BlogsTechnology and the Role of CFOs

August 31, 2016, by Ryan Miller

As technology rapidly morphs and expands, CFOs find that they must flex and grow right along with it—lest their businesses suffer irreparable damage.  And while most CFOs are painfully aware of this reality, most are not technologically savvy nor do they have the resources or time to acquire these skills.

In order to find success, CFOs must understand that—

  • Trends progress quickly, sometimes, it seems, overnight.
  • IT departments are slowly but surely branching out from behind their screens and into a support role for the entire organization. Think of them as a sort of “infrastructure” for the entire company; without IT, a company in today’s market has no support system.
  • Their success hinges on the ability to use and prioritize new technologies.

Though the thought of embracing technology might seem overwhelming given the scope of other tasks for which CFOs are responsible, a good question to keep in mind regarding technology is this: “If I could do X, what would the outcome look like?” Looking down the road at the possibilities that technology brings with it can help bridge the gap between now and later. Accepting these technologies now can solidify the structure of that bridge for later.

Once CFOs have obtained a good grasp on the scope of technology, many processes can be streamlined, saving manpower and money. For example:

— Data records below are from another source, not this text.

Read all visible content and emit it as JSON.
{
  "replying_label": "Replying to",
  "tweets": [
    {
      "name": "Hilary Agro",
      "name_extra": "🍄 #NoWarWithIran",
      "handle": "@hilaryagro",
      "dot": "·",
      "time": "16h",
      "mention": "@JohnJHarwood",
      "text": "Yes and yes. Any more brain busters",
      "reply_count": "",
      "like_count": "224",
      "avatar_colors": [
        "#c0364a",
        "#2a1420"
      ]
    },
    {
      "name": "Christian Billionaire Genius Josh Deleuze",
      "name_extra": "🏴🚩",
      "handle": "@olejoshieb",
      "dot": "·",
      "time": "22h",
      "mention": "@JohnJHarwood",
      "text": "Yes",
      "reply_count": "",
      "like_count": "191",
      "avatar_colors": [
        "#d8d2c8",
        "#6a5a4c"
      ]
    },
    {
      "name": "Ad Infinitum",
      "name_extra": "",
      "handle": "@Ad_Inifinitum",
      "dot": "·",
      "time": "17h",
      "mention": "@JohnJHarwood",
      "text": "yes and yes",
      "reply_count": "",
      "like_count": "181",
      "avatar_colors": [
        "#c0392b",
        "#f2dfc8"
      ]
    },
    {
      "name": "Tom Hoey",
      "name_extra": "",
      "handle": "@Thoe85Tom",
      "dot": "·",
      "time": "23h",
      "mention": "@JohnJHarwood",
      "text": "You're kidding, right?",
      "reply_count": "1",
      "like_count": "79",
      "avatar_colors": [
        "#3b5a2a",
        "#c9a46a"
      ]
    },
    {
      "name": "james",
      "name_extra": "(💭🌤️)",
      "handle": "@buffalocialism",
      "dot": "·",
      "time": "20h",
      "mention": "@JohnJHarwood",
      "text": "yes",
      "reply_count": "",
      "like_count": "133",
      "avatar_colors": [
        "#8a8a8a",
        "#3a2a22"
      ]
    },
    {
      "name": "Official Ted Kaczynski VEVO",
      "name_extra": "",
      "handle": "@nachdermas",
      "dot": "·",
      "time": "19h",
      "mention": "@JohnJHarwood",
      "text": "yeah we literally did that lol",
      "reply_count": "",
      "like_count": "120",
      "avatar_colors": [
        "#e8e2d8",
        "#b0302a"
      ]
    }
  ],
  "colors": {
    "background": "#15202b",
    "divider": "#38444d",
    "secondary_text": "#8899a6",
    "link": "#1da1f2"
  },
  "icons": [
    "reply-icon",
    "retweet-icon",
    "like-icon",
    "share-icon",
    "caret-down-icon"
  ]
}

  • The time spent gathering and inputting financial data will decrease, which eliminates clerical work. This leaves CFOs with extra time to analyze said data—and actually do something useful with it.
  • Roles that are purely transactional, such as accounts payable and accounts receivable, will be almost entirely automated. This will give employees time for analysis and thoughtful decision making, which often gets pushed aside in favor of transactional tasks.

As with anything new, challenges do exist with new technologies. CFOs must consider the following and weigh the risk and value such innovations might bring.

  • CFOs and their teams must retain active roles in the data management process. Understanding and overseeing the information that flows into an organization is critical. The finance department should be an active voice in this area to maintain requirements surrounding compliance issues.
  • As technology changes and grows, so do privacy and security risks. CFOs must understand these risks and demand that the data is responsibly managed.
  • When a new technology is being rolled out, CFOs must resist the urge to ensure that everything is perfect before the big reveal. The beauty of technology is that it can be tailored to fit specific needs, so if improvements are in order—and they likely will be—then they can be implemented.

As technology rapidly changes, so does the role of the CFO. Finance departments can no longer function independent of their respective IT departments. To find success in their field, CFOs must embrace these changes and allow room for continuous improvements.